Supporting efforts to ensure patients receive safe and high quality compounded medications, Genesys Regional Medical Center in Grand Blanc, Mich., has become the first hospital—and Home I.V. Care, Inc. in Madison Heights, Mich., has become the first home-care organization—to receive Medication Compounding Certification from the Joint Commission.
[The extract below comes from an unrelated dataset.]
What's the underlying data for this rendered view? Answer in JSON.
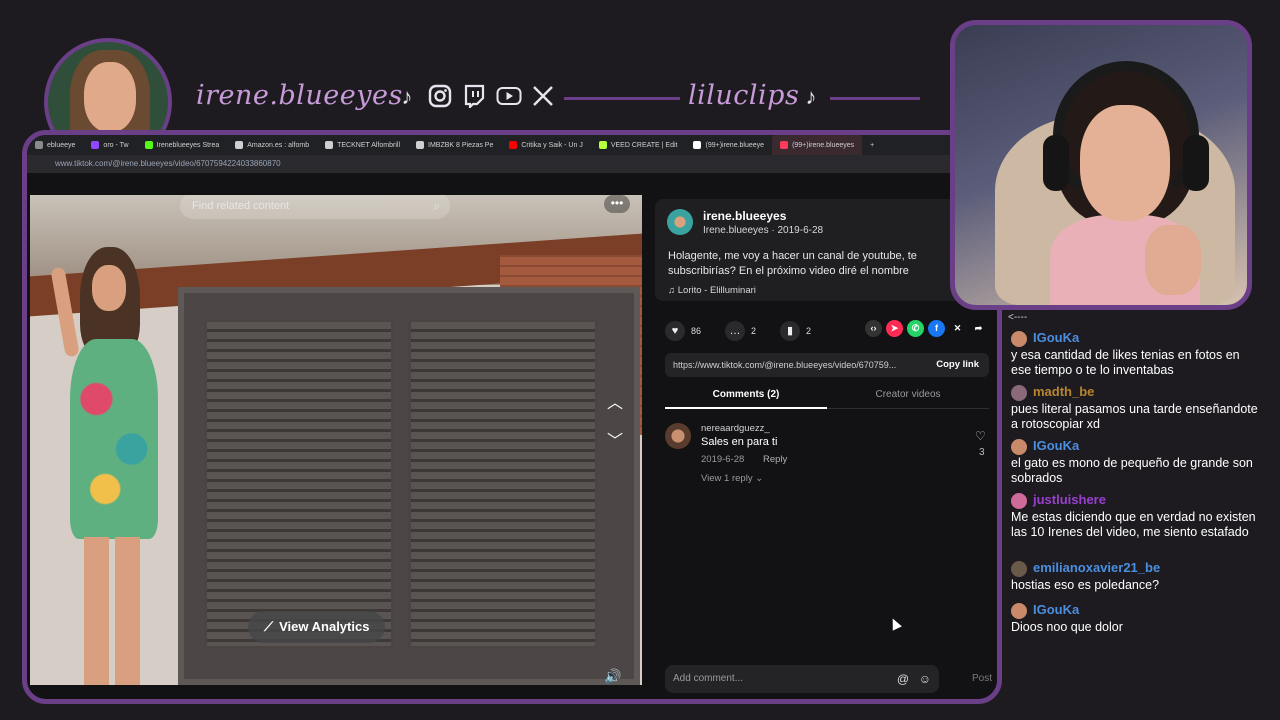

The certification is based on standards from the U.S. Pharmacopeial Convention (USP®) to help compounding pharmacies ensure compliance with standards related to the process, testing and verification of compounded sterile and non-sterile preparations.
“The Joint Commission congratulates Genesys Regional Medical Center and Home I.V. Care, Inc. for being the first organizations to receive this important achievement in their fields,” said Patrick Phelan, executive director, Hospital Business Development, The Joint Commission.
“These two organizations have demonstrated commitment to strengthening their medication compounding policies and procedures to reduce risk and harm for the patients they serve,” added Margherita Labson, RN, executive director of the Home Care Accreditation Program at the Joint Commission.
Medication or pharmacy compounding is when a licensed pharmacist combines, mixes or alters ingredients to create a prescription medication tailored to the medical needs of a patient. The practice became a widespread patient safety and quality concern after a 2012 multi-state meningitis outbreak from a contaminated compounded medication. As a result, many state legislatures and boards of pharmacy began to enhance and strengthen their laws and regulations, including Michigan, where the Joint Commission piloted its certification program in response to a requirement from the state board of pharmacy for compounding pharmacies to obtain certification. The Joint Commission expects to certify more than 75 organizations in Michigan by early 2017.
To help compounding pharmacies comply with these laws and regulations, as well as to achieve optimal patient safety and quality of care in compounding practices, The Joint Commission’s Medication Compounding Certification provides states with an independent evaluation and validation of compliance with leading best practices and USP General Chapters <795> (non-sterile preparations) and <797> (sterile preparations), as well as the use and preparation of hazardous drugs, which will be addressed in the upcoming USP <800>.
“Being chosen first and meeting the Joint Commission’s standards is a great point of pride for the Genesys pharmacy team,” said Marc Guzzardo, RPh, MBA, director of pharmacy, Genesys Regional Medical Center. “Knowing that The Joint Commission completed an in-depth review of every requirement for medication compounding assures us that we are providing the highest level of quality and safety for our patients.”
“We are pleased to be the first home care organization to receive Medication Compounding Certification from The Joint Commission,” said Jeffery S. Bismack, RPh, MBA, chief executive officer and chairman, Home I.V. Care, Inc. “This recognition demonstrates our strong commitment to patient safety and quality of care for the patients we serve every day. We look forward to continuing to work with The Joint Commission, the Michigan Board of Pharmacy and other groups to further improve medication compounding practices.”
The Medication Compounding Certification program, awarded for a two-year period, launched on Jan. 1, 2017. All compounding pharmacies operating in or shipping to states with regulations that require compliance with USP General Chapters <795> and/or <797> are eligible to achieve the certification.
Source: Joint Commission